Filter the records for lines holding the string "JSON".

=== AVAILABLE DATA ===
<<<<
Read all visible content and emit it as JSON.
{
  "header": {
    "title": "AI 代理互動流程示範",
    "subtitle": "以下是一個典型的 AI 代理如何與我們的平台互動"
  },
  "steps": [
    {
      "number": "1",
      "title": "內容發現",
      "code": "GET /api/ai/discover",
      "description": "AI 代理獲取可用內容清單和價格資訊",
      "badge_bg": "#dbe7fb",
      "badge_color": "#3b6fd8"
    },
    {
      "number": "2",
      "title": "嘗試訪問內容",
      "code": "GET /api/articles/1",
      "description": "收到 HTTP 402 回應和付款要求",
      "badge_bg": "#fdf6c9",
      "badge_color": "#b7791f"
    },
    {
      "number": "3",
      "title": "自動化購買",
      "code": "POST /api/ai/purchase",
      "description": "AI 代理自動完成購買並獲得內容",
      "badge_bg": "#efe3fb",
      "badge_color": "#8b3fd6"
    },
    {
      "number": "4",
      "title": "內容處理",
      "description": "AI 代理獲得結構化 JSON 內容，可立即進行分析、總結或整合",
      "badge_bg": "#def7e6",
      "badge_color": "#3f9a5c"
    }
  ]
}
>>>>
=== ANSWER TO THIS EXERCISE ===
Read all visible content and emit it as JSON.
      "description": "AI 代理獲得結構化 JSON 內容，可立即進行分析、總結或整合",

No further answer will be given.